Even in the most advanced countries, there is no lack of hare-brained legislators who put silly laws in the books.
It is said that Providence, Rhode Island, has a city ordinance forbidding the sale of toothpaste and toothbrushes to the same customer on a Sunday. Arizona state law stipulates that one individual is not allowed to possess six or more dildos. Indiana shows its concern for young women’s safety with its rule that any adult driver found to have a barefoot minor in his or her passenger seat may be arrested for statutory rape. While the island state of Hawaii does not allow people to put coins in their ears, landlocked Illinois forbids the consumption of food when a fire breaks out.
Europe may be renowned for its culture, but it also has its legal oddities. In September 2000, for example, the French town of Le Lavandou decreed that people who have not found a grave site for themselves are not allowed to die.
Taiwan’s political hacks and bureaucrats are notoriously out of touch with public opinion. However, when they pass and enforce laws that are harmful to society, it may not be such a laughing matter.
The Constitution 133 Alliance (憲法一三三實踐聯盟) was recently launched with the purpose of putting into practice the right of recall as provided for by Article 133 of the Constitution. By targeting out-of-touch and out-of-key legislators for recall by their constituents, the alliance seeks to break out of the pattern in which the nation’s citizens, who are supposed to be its masters, in reality only exert their sovereignty once every four years by casting a ballot. This campaign is certainly a welcome and refreshing development.
Vladimir Lenin, the leader of Russia’s October Revolution, once wrote: “What is a constitution?
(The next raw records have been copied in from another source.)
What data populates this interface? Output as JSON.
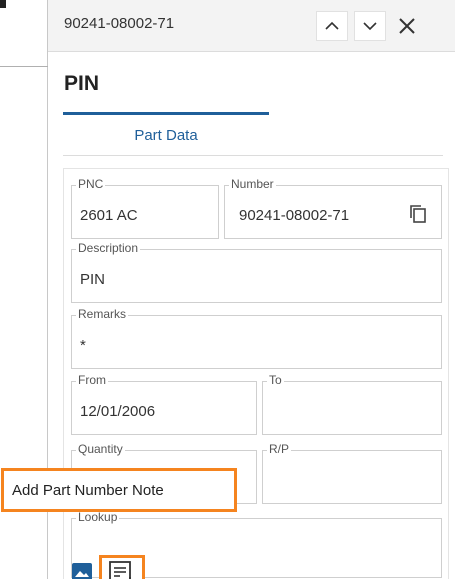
{
  "header": {
    "part_number": "90241-08002-71"
  },
  "title": "PIN",
  "tabs": [
    {
      "label": "Part Data",
      "active": true
    }
  ],
  "fields": {
    "pnc": {
      "label": "PNC",
      "value": "2601 AC"
    },
    "number": {
      "label": "Number",
      "value": "90241-08002-71"
    },
    "description": {
      "label": "Description",
      "value": "PIN"
    },
    "remarks": {
      "label": "Remarks",
      "value": "*"
    },
    "from": {
      "label": "From",
      "value": "12/01/2006"
    },
    "to": {
      "label": "To",
      "value": ""
    },
    "quantity": {
      "label": "Quantity",
      "value": ""
    },
    "rp": {
      "label": "R/P",
      "value": ""
    },
    "lookup": {
      "label": "Lookup"
    }
  },
  "tooltip": {
    "text": "Add Part Number Note"
  },
  "icons": {
    "up": "chevron-up-icon",
    "down": "chevron-down-icon",
    "close": "close-icon",
    "copy": "copy-icon",
    "image": "image-icon",
    "note": "add-note-icon"
  },
  "colors": {
    "accent": "#1f5f9a",
    "highlight": "#f5841f",
    "image_icon": "#1f5f9a"
  }
}
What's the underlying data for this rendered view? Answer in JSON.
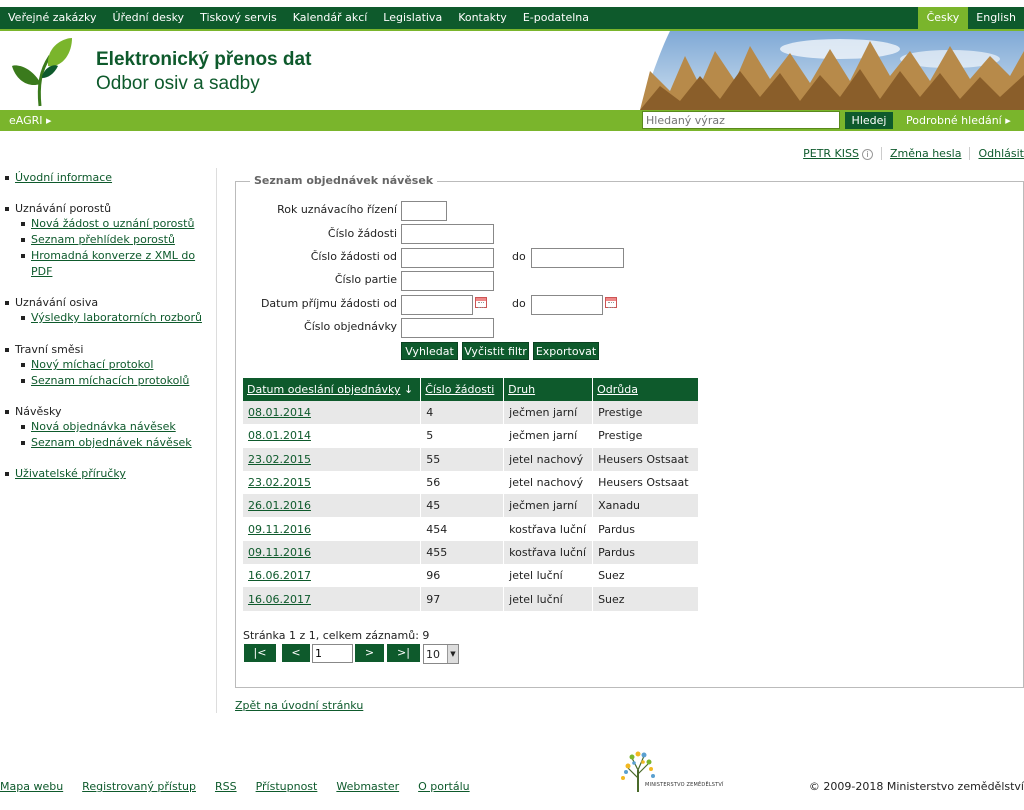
{
  "topnav": {
    "items": [
      "Veřejné zakázky",
      "Úřední desky",
      "Tiskový servis",
      "Kalendář akcí",
      "Legislativa",
      "Kontakty",
      "E-podatelna"
    ],
    "lang_active": "Česky",
    "lang_other": "English"
  },
  "header": {
    "title": "Elektronický přenos dat",
    "subtitle": "Odbor osiv a sadby"
  },
  "searchbar": {
    "eagri": "eAGRI",
    "placeholder": "Hledaný výraz",
    "button": "Hledej",
    "advanced": "Podrobné hledání"
  },
  "user": {
    "name": "PETR KISS",
    "change_password": "Změna hesla",
    "logout": "Odhlásit"
  },
  "sidebar": {
    "intro": "Úvodní informace",
    "s1": {
      "title": "Uznávání porostů",
      "items": [
        "Nová žádost o uznání porostů",
        "Seznam přehlídek porostů",
        "Hromadná konverze z XML do",
        "PDF"
      ]
    },
    "s2": {
      "title": "Uznávání osiva",
      "items": [
        "Výsledky laboratorních rozborů"
      ]
    },
    "s3": {
      "title": "Travní směsi",
      "items": [
        "Nový míchací protokol",
        "Seznam míchacích protokolů"
      ]
    },
    "s4": {
      "title": "Návěsky",
      "items": [
        "Nová objednávka návěsek",
        "Seznam objednávek návěsek"
      ]
    },
    "manuals": "Uživatelské příručky"
  },
  "form": {
    "legend": "Seznam objednávek návěsek",
    "labels": {
      "rok": "Rok uznávacího řízení",
      "cislo_zadosti": "Číslo žádosti",
      "cislo_zadosti_od": "Číslo žádosti od",
      "cislo_partie": "Číslo partie",
      "datum_prijmu_od": "Datum příjmu žádosti od",
      "cislo_objednavky": "Číslo objednávky",
      "do": "do"
    },
    "values": {
      "rok": "",
      "cislo_zadosti": "",
      "od": "",
      "do": "",
      "partie": "",
      "datum_od": "",
      "datum_do": "",
      "objednavka": ""
    },
    "buttons": {
      "search": "Vyhledat",
      "clear": "Vyčistit filtr",
      "export": "Exportovat"
    }
  },
  "table": {
    "headers": [
      "Datum odeslání objednávky",
      "Číslo žádosti",
      "Druh",
      "Odrůda"
    ],
    "sort_indicator": "↓",
    "rows": [
      [
        "08.01.2014",
        "4",
        "ječmen jarní",
        "Prestige"
      ],
      [
        "08.01.2014",
        "5",
        "ječmen jarní",
        "Prestige"
      ],
      [
        "23.02.2015",
        "55",
        "jetel nachový",
        "Heusers Ostsaat"
      ],
      [
        "23.02.2015",
        "56",
        "jetel nachový",
        "Heusers Ostsaat"
      ],
      [
        "26.01.2016",
        "45",
        "ječmen jarní",
        "Xanadu"
      ],
      [
        "09.11.2016",
        "454",
        "kostřava luční",
        "Pardus"
      ],
      [
        "09.11.2016",
        "455",
        "kostřava luční",
        "Pardus"
      ],
      [
        "16.06.2017",
        "96",
        "jetel luční",
        "Suez"
      ],
      [
        "16.06.2017",
        "97",
        "jetel luční",
        "Suez"
      ]
    ]
  },
  "pager": {
    "info": "Stránka 1 z 1, celkem záznamů: 9",
    "first": "|<",
    "prev": "<",
    "page": "1",
    "next": ">",
    "last": ">|",
    "page_size": "10"
  },
  "back_link": "Zpět na úvodní stránku",
  "footer": {
    "links": [
      "Mapa webu",
      "Registrovaný přístup",
      "RSS",
      "Přístupnost",
      "Webmaster",
      "O portálu"
    ],
    "ministry": "MINISTERSTVO ZEMĚDĚLSTVÍ",
    "copyright": "© 2009-2018 Ministerstvo zemědělství"
  },
  "colors": {
    "dark_green": "#0e5a2c",
    "light_green": "#7ab52c",
    "row_alt": "#e8e8e8"
  }
}
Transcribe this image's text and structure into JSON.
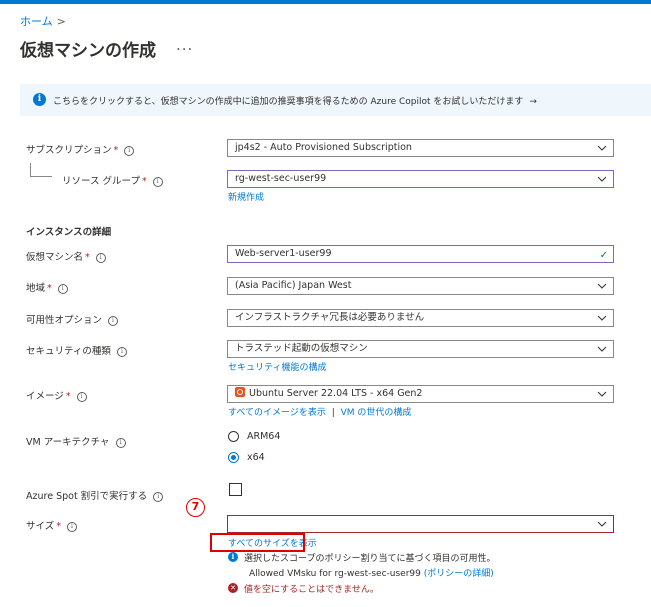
{
  "breadcrumb": {
    "home": "ホーム",
    "sep": ">"
  },
  "page": {
    "title": "仮想マシンの作成",
    "more": "..."
  },
  "banner": {
    "text": "こちらをクリックすると、仮想マシンの作成中に追加の推奨事項を得るための Azure Copilot をお試しいただけます",
    "arrow": "→"
  },
  "fields": {
    "subscription": {
      "label": "サブスクリプション",
      "value": "jp4s2 - Auto Provisioned Subscription"
    },
    "resource_group": {
      "label": "リソース グループ",
      "value": "rg-west-sec-user99",
      "create_link": "新規作成"
    },
    "section_instance": "インスタンスの詳細",
    "vm_name": {
      "label": "仮想マシン名",
      "value": "Web-server1-user99"
    },
    "region": {
      "label": "地域",
      "value": "(Asia Pacific) Japan West"
    },
    "availability": {
      "label": "可用性オプション",
      "value": "インフラストラクチャ冗長は必要ありません"
    },
    "security": {
      "label": "セキュリティの種類",
      "value": "トラステッド起動の仮想マシン",
      "link": "セキュリティ機能の構成"
    },
    "image": {
      "label": "イメージ",
      "value": "Ubuntu Server 22.04 LTS - x64 Gen2",
      "link_all": "すべてのイメージを表示",
      "link_sep": "|",
      "link_gen": "VM の世代の構成"
    },
    "arch": {
      "label": "VM アーキテクチャ",
      "options": [
        "ARM64",
        "x64"
      ],
      "selected": "x64"
    },
    "spot": {
      "label": "Azure Spot 割引で実行する"
    },
    "size": {
      "label": "サイズ",
      "value": "",
      "link_all": "すべてのサイズを表示"
    }
  },
  "required_mark": "*",
  "info_glyph": "i",
  "annotation": {
    "number": "7"
  },
  "messages": {
    "info_line1": "選択したスコープのポリシー割り当てに基づく項目の可用性。",
    "info_line2": "Allowed VMsku for rg-west-sec-user99",
    "info_link": "(ポリシーの詳細)",
    "error": "値を空にすることはできません。",
    "error_glyph": "✕",
    "info_glyph": "i"
  },
  "check_glyph": "✓",
  "colors": {
    "accent": "#0078d4",
    "error": "#a4262c",
    "annotation": "#e00000",
    "valid": "#107c10"
  }
}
A sheet of paper with the people’s rights recorded on it. What is the guarantee of these rights being really recognized? It lies in the strength of those classes of the people that have become aware of those rights, and have been able to win them.”
In Lenin’s view, if there was a big difference between the law and reality, it meant that the constitution was bogus.
Confronted with the machinery of the state, be it the executive or the legislature, ordinary people must figure out effective ways of overseeing, molding and even countering and resisting it.
The idea of civil disobedience has become a hot topic for discussion in Taiwan. Whether it be Henri Thoreau’s concept of civil disobedience, arising from free people’s conscience, God’s law and natural law, or that of liberals like John Rawls and Ronald Dworkin, based on the principle of constitutional justice, or the forms of empowerment or radical democracy of the post-democratic era — no matter how one approaches or understands it, it is necessary to find some kind of response.
The dignity of the law arises from the determination of the people.
Constitution 133 Alliance’s focus on the right of recall is just a start. The campaign may suffer defeat within sight of victory, or be ignored. If that is the outcome, even in the case of a right so clearly enshrined in the Constitution, there is hardly any point in considering other forms of progress associated with the post-democratic era. If that happens, the current administration’s insistence on “government in accordance with the law” — absurd and abhorrent as it so often is in Taiwan’s legal system — will likely be the butt of jokes by countries and societies whose laws may be silly, but are at least quite cute and harmless.
Lin Chia-ho is an assistant professor at National Chengchi University’s College of Law.
Translated by Julian Clegg